There are wide applications for these sorts of branching, dialog tree-driven interactions – hospitals, info kiosks and hotel concierges could all ditch the clunky touchscreens, and migrate to entirely conversation-driven interactions with voice-enabled devices in, say, your hotel room – with each response crafted by designers according to the latest findings and best practices in hospitality research.

It’ll be up to designers to identify this logical throughline for all kinds of requests, and craft the conversation with the user around it, so the machine is able to collect the data it needs to provide the best possible answer.


The shift to voice interaction must account for multiple accessibility considerations – for instance people who are deaf, mute, or sick and have temporarily lost their voices. Indeed, the amplified potential of voice has been recognized in these communities long before it gained traction in the mainstream:

“Able-bodied individuals gain convenience from voice-control technology, while the disability community gains the greatest reward of all: independence.” ~ Talk to the Machine: Voice Control Comes Into Its Own

If UX designers see large benefits in refining the design of their voice interfaces for the able-bodied, consider the huge impact they will have on the quality of life for those with advanced impairment of their motor function – it could literally mean the difference between life and death!

Without intentionally and thoughtfully designed interactions, the disabled will miss out on the benefits of the ease and intuitiveness of voice interactions. This could involve designers building accommodations into their experiences to run in a hybridized interface configuration that provides both audio and visual cues to these categories of users. Don’t expect chatbots to fade away.

Privacy concerns also abound in this new medium, and we’re walking a fine line between easing friction at the risk of opening up entirely new fronts of vulnerability.
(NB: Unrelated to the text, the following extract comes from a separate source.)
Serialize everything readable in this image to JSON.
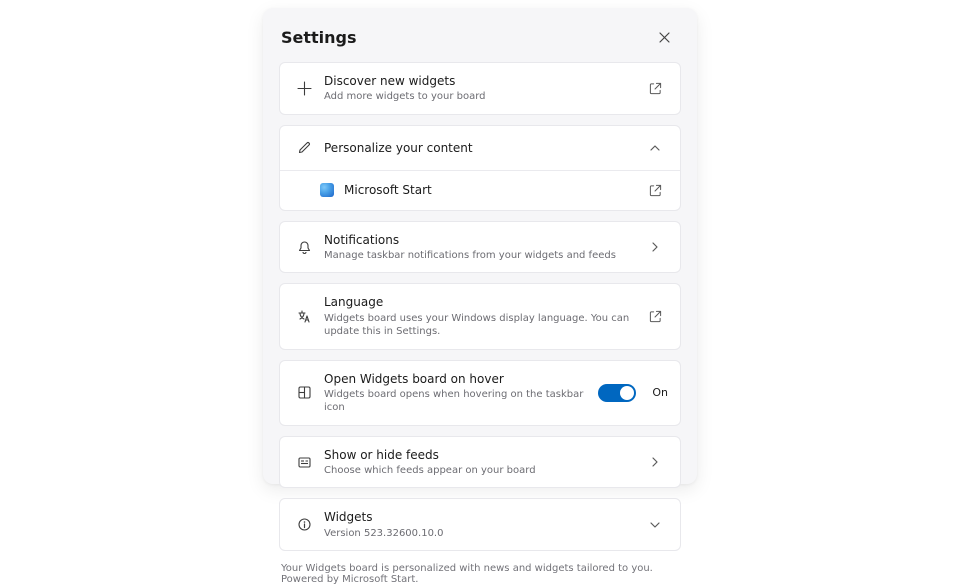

Most voice-driven devices currently store and automatically remember the necessary user credentials for the sake of reduced friction, but this will likely come back to bite us – as parents are starting to find out when hundreds of dollars’ worth of cookies unexpectedly arrive at the front door, and their 6 year-old starts looking guilty…

If our voices are our passports in this new medium, what’s to stop someone forging it by recording you speaking your password out loud, or editing your voice to synthesize commands that you never gave? These are imminent privacy concerns that UX designers must address to instill confidence in their users, and propel voice interaction further into the mainstream.

In summary: Pay attention and design with your eyes closed

Voice interaction is the next great leap forward in UX design, and we’ll see it proliferate rapidly in 2017, across software and hardware products.

Many of the old paradigms we’ve come to rely on with visual UX design don’t even apply to this new medium, so designers must step up to embrace and start refining this raw new technology in many aspects, by carefully and intentionally honing the vocabulary used in these interactions, and working to better understand our users’ intent at every step.

Once the novelty of voice interaction wears off, it’ll be incumbent upon UX designers to maintain their users’ engagement by leveraging personality and innovating in how AI assistants deliver answers to the questions they’re asked. It’ll begin with crafting the responses for clarity and understanding, and progress toward creating entire branded personas.

I’m under no illusions; what I’ve described here is huge design challenge. In fact, it’s the biggest design challenge we’ve faced since Steve Jobs’ legendary “One last thing” back in 2007, a product demo that, in hindsight, heralded a transformative change for web and software design.

Voice interaction may not have garnered the same fanfare just yet, but I believe the the same moment is upon us in the field of UX design, as voice interaction proliferates, augments and in many situations completely replaces visual UX design, as the new standard user interface. For decades, the limitations of our technology has forced us to design our interfaces within a 2-dimensional space – an unnatural expectation for 3-dimensional humans! Designing for voice could be the catalyst that helps us return to the original goal of UX: treating people like people again.